A secretive computer programmer is giving the online news business a new headache: a website that helps users avoid registering at online media outlets. The collection includes logins for dozens of by-registration-only sites.
The Bugmenot site says it's a protest against sites that give away news content in exchange for users' demographic data. Bugmenot users contribute login IDs, which others can use to defeat the free registration process. The most popular sites are major newspapers, like the The New York Times, Washington Post, and Los Angeles Times. (Registrations started appearing on news sites in the mid-1990s, before subtler tracking technologies such as cookies and web bugs became popular.)
Bugmenot's programmer, who is believed to hail from Australia, argues that registration enables spam, wastes time, and-because so many users lie when filling out registration forms-generates useless demographic data. Bugmenot claims only to accept logins for free services and promises to remove any that point to premium content. No news outlet has taken serious action against the site, although some regularly delete posted logins.
New internet speed record
While millions of ordinary internet users use broadband services that blow away old dialup connections, a select few can access a next-generation network that runs over 100 times faster than today's cable and DSL links.
The Internet2 project is an experimental digital playground intended to generate improvements for the world's data highway. Only universities, companies, and institutions can access this turbo-charged pipeline, which bypasses many of the delays and logjams that affect conventional internet traffic.
It also enables some amazing experiments. One of Internet2's most prominent benefits is high-resolution videoconferencing, in which people can send live pictures back and forth without glitches or distortion. This month, researchers set a new speed record, sending 859 gigabytes of data in less than 17 minutes, a rate 10,000 times faster than typical home broadband.
While Internet2's tinkerers get to play with advanced connectivity, their project harkens back to the early years of the internet, before the web boom, which some saw as robbing bandwidth from academics and researchers. Internet2 was created to give reign to educators and the technology elite, as the regular internet once did.
Bits & Megabytes
- Some Philadelphia city officials want to blanket their city with wireless internet access, using a $10 million network of Wi-Fi hot spots. Thousands of small transmitters would be installed to carry the broadband signal. The taxpayer-funded "free" or deeply discounted service could challenge commercial internet providers.
- Honda and IBM plan a new speech-recognition system that will give drivers directions without tapping console buttons. This $2,000 option on 2005 models stores more than 1.7 million street and city names in the continental United States.
- Pfizer filed federal lawsuits against the operators of 18 websites that allegedly sell illicit knockoffs of the cholesterol-lowering drug Lipitor.

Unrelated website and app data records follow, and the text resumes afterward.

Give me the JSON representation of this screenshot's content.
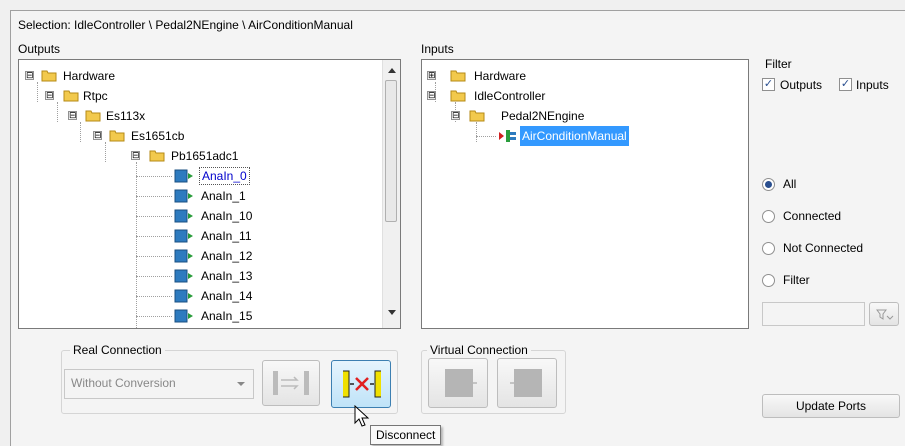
{
  "selection": "Selection: IdleController \\ Pedal2NEngine \\ AirConditionManual",
  "outputs": {
    "label": "Outputs",
    "tree": [
      {
        "label": "Hardware",
        "expander": "⊟"
      },
      {
        "label": "Rtpc",
        "expander": "⊟"
      },
      {
        "label": "Es113x",
        "expander": "⊟"
      },
      {
        "label": "Es1651cb",
        "expander": "⊟"
      },
      {
        "label": "Pb1651adc1",
        "expander": "⊟"
      },
      {
        "label": "AnaIn_0"
      },
      {
        "label": "AnaIn_1"
      },
      {
        "label": "AnaIn_10"
      },
      {
        "label": "AnaIn_11"
      },
      {
        "label": "AnaIn_12"
      },
      {
        "label": "AnaIn_13"
      },
      {
        "label": "AnaIn_14"
      },
      {
        "label": "AnaIn_15"
      }
    ]
  },
  "inputs": {
    "label": "Inputs",
    "tree": [
      {
        "label": "Hardware",
        "expander": "⊞"
      },
      {
        "label": "IdleController",
        "expander": "⊟"
      },
      {
        "label": "Pedal2NEngine",
        "expander": "⊟"
      },
      {
        "label": "AirConditionManual"
      }
    ]
  },
  "filter": {
    "title": "Filter",
    "outputs_label": "Outputs",
    "inputs_label": "Inputs",
    "outputs_checked": true,
    "inputs_checked": true,
    "options": [
      "All",
      "Connected",
      "Not Connected",
      "Filter"
    ],
    "selected": "All",
    "filter_text": ""
  },
  "real_connection": {
    "title": "Real Connection",
    "conversion": "Without Conversion"
  },
  "virtual_connection": {
    "title": "Virtual Connection"
  },
  "update_ports_label": "Update Ports",
  "tooltip": "Disconnect",
  "colors": {
    "selection_bg": "#3399ff",
    "folder": "#f2c94c",
    "port": "#2e7bbf",
    "disconnect_x": "#e02020"
  }
}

Company officials say these online marketers pitch generic versions of the medication, although the pills are still protected by patent and unavailable to off-brand manufacturers.
- Intel sent bad news to those hoping for a technology rebound, predicting bleak third-quarter sales. The Pentium maker said sales of microprocessors were soft and flash-memory-chip shipments were below expectations. Chip sales can be a bellwether to other high-tech businesses.

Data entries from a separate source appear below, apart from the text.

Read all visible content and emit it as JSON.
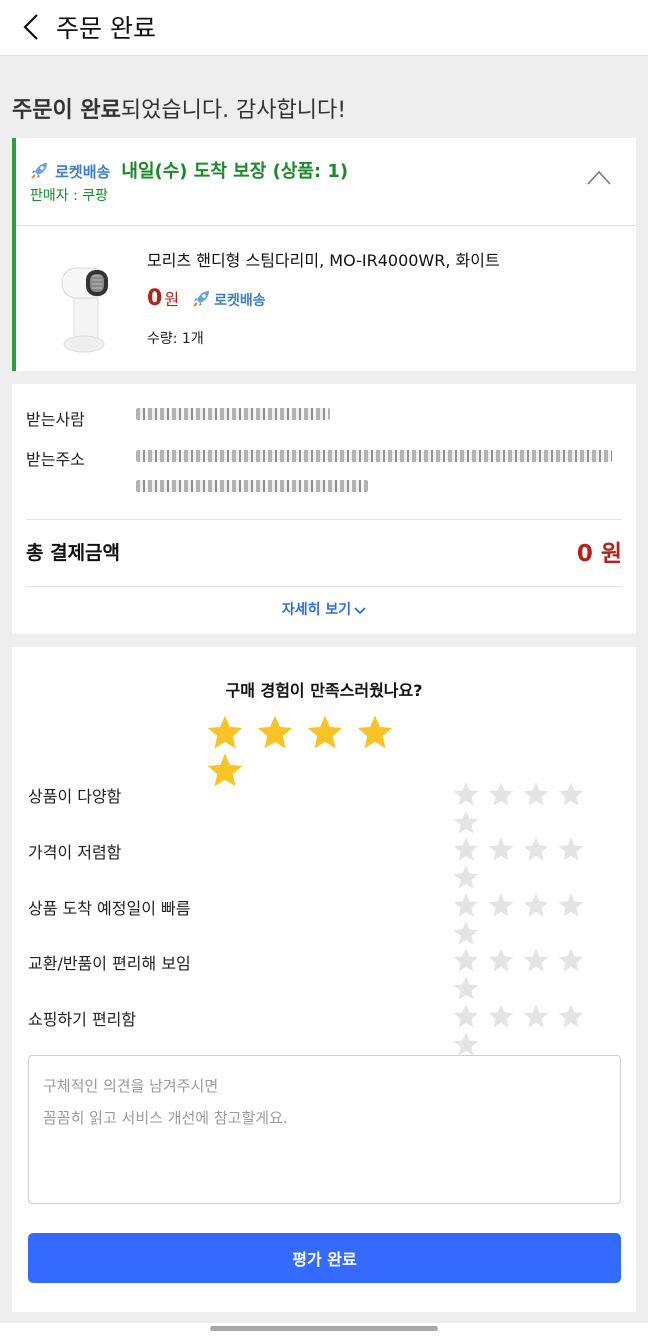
{
  "header": {
    "title": "주문 완료",
    "back_icon": "chevron-left-icon"
  },
  "headline": {
    "bold": "주문이 완료",
    "rest": "되었습니다. 감사합니다!"
  },
  "delivery": {
    "badge": "로켓배송",
    "guarantee": "내일(수) 도착 보장 (상품: 1)",
    "seller": "판매자 : 쿠팡",
    "collapse_icon": "chevron-up-icon"
  },
  "product": {
    "name": "모리츠 핸디형 스팀다리미, MO-IR4000WR, 화이트",
    "price": "0",
    "currency": "원",
    "badge": "로켓배송",
    "quantity": "수량: 1개"
  },
  "recipient": {
    "name_label": "받는사람",
    "address_label": "받는주소",
    "total_label": "총 결제금액",
    "total_value": "0 원",
    "detail_link": "자세히 보기"
  },
  "survey": {
    "question": "구매 경험이 만족스러웠나요?",
    "overall_rating": 5,
    "criteria": [
      "상품이 다양함",
      "가격이 저렴함",
      "상품 도착 예정일이 빠름",
      "교환/반품이 편리해 보임",
      "쇼핑하기 편리함"
    ],
    "placeholder": "구체적인 의견을 남겨주시면\n꼼꼼히 읽고 서비스 개선에 참고할게요.",
    "submit": "평가 완료"
  },
  "colors": {
    "accent_blue": "#346aff",
    "price_red": "#b1241d",
    "rocket_green": "#1c8a2b",
    "star_gold": "#f7c325"
  }
}
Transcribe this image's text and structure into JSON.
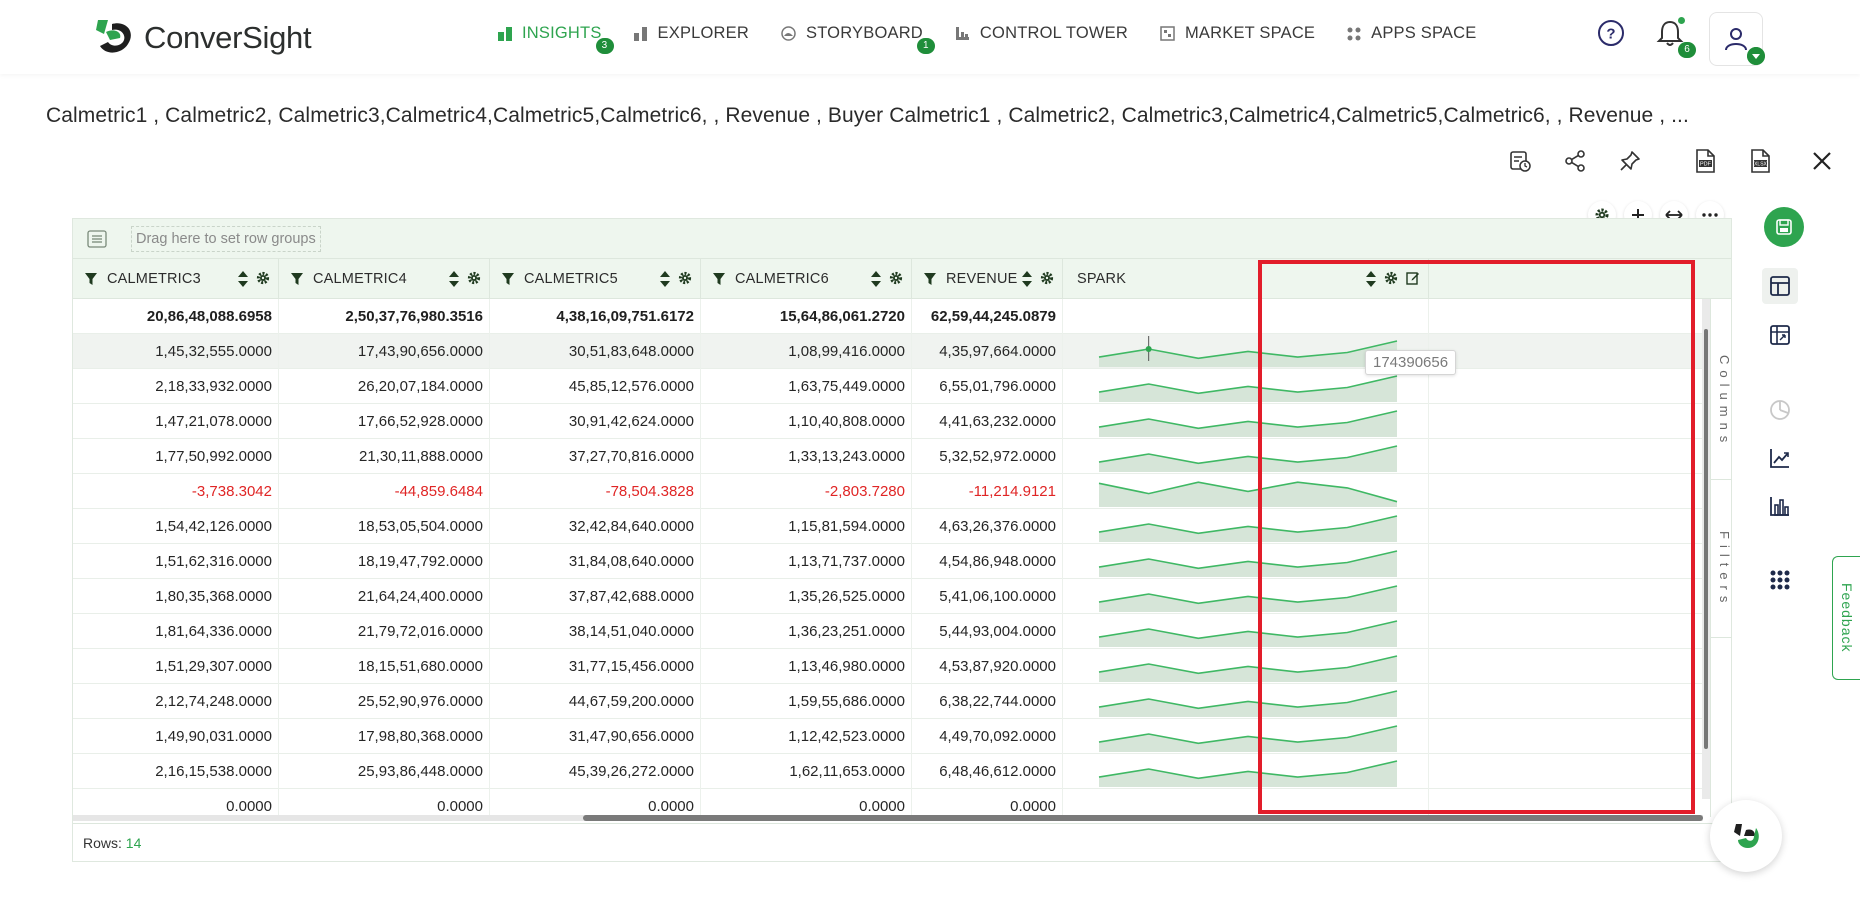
{
  "brand": {
    "name": "ConverSight",
    "accent": "#2ea44f",
    "dark_green": "#1f8e3a",
    "highlight": "#e21d2a",
    "negative": "#e02525"
  },
  "nav": [
    {
      "label": "INSIGHTS",
      "icon": "bar-chart-icon",
      "badge": "3",
      "active": true
    },
    {
      "label": "EXPLORER",
      "icon": "explorer-icon",
      "badge": "",
      "active": false
    },
    {
      "label": "STORYBOARD",
      "icon": "storyboard-icon",
      "badge": "1",
      "active": false
    },
    {
      "label": "CONTROL TOWER",
      "icon": "control-tower-icon",
      "badge": "",
      "active": false
    },
    {
      "label": "MARKET SPACE",
      "icon": "market-space-icon",
      "badge": "",
      "active": false
    },
    {
      "label": "APPS SPACE",
      "icon": "apps-space-icon",
      "badge": "",
      "active": false
    }
  ],
  "notifications": {
    "count": "6"
  },
  "title": "Calmetric1 , Calmetric2, Calmetric3,Calmetric4,Calmetric5,Calmetric6, , Revenue , Buyer Calmetric1 , Calmetric2, Calmetric3,Calmetric4,Calmetric5,Calmetric6, , Revenue , ...",
  "grid": {
    "group_placeholder": "Drag here to set row groups",
    "columns": [
      "CALMETRIC3",
      "CALMETRIC4",
      "CALMETRIC5",
      "CALMETRIC6",
      "REVENUE",
      "SPARK"
    ],
    "side_tabs": [
      "Columns",
      "Filters"
    ],
    "tooltip": "174390656",
    "total_row": [
      "20,86,48,088.6958",
      "2,50,37,76,980.3516",
      "4,38,16,09,751.6172",
      "15,64,86,061.2720",
      "62,59,44,245.0879"
    ],
    "rows": [
      [
        "1,45,32,555.0000",
        "17,43,90,656.0000",
        "30,51,83,648.0000",
        "1,08,99,416.0000",
        "4,35,97,664.0000"
      ],
      [
        "2,18,33,932.0000",
        "26,20,07,184.0000",
        "45,85,12,576.0000",
        "1,63,75,449.0000",
        "6,55,01,796.0000"
      ],
      [
        "1,47,21,078.0000",
        "17,66,52,928.0000",
        "30,91,42,624.0000",
        "1,10,40,808.0000",
        "4,41,63,232.0000"
      ],
      [
        "1,77,50,992.0000",
        "21,30,11,888.0000",
        "37,27,70,816.0000",
        "1,33,13,243.0000",
        "5,32,52,972.0000"
      ],
      [
        "-3,738.3042",
        "-44,859.6484",
        "-78,504.3828",
        "-2,803.7280",
        "-11,214.9121"
      ],
      [
        "1,54,42,126.0000",
        "18,53,05,504.0000",
        "32,42,84,640.0000",
        "1,15,81,594.0000",
        "4,63,26,376.0000"
      ],
      [
        "1,51,62,316.0000",
        "18,19,47,792.0000",
        "31,84,08,640.0000",
        "1,13,71,737.0000",
        "4,54,86,948.0000"
      ],
      [
        "1,80,35,368.0000",
        "21,64,24,400.0000",
        "37,87,42,688.0000",
        "1,35,26,525.0000",
        "5,41,06,100.0000"
      ],
      [
        "1,81,64,336.0000",
        "21,79,72,016.0000",
        "38,14,51,040.0000",
        "1,36,23,251.0000",
        "5,44,93,004.0000"
      ],
      [
        "1,51,29,307.0000",
        "18,15,51,680.0000",
        "31,77,15,456.0000",
        "1,13,46,980.0000",
        "4,53,87,920.0000"
      ],
      [
        "2,12,74,248.0000",
        "25,52,90,976.0000",
        "44,67,59,200.0000",
        "1,59,55,686.0000",
        "6,38,22,744.0000"
      ],
      [
        "1,49,90,031.0000",
        "17,98,80,368.0000",
        "31,47,90,656.0000",
        "1,12,42,523.0000",
        "4,49,70,092.0000"
      ],
      [
        "2,16,15,538.0000",
        "25,93,86,448.0000",
        "45,39,26,272.0000",
        "1,62,11,653.0000",
        "6,48,46,612.0000"
      ],
      [
        "0.0000",
        "0.0000",
        "0.0000",
        "0.0000",
        "0.0000"
      ]
    ],
    "negative_row_index": 4,
    "footer_label": "Rows:",
    "footer_count": "14"
  },
  "feedback": "Feedback"
}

- A California man was arrested and accused of stalking his ex-girlfriend by attaching a GPS device to her car. Police alleged that 32-year-old Ara Gabrielyan attached a cell phone to the unidentified woman's car, allowing him to surprise her at a bookstore, an airport, and numerous other places. The suspect was caught after she spotted him under the car, trying to change the cell phone's battery.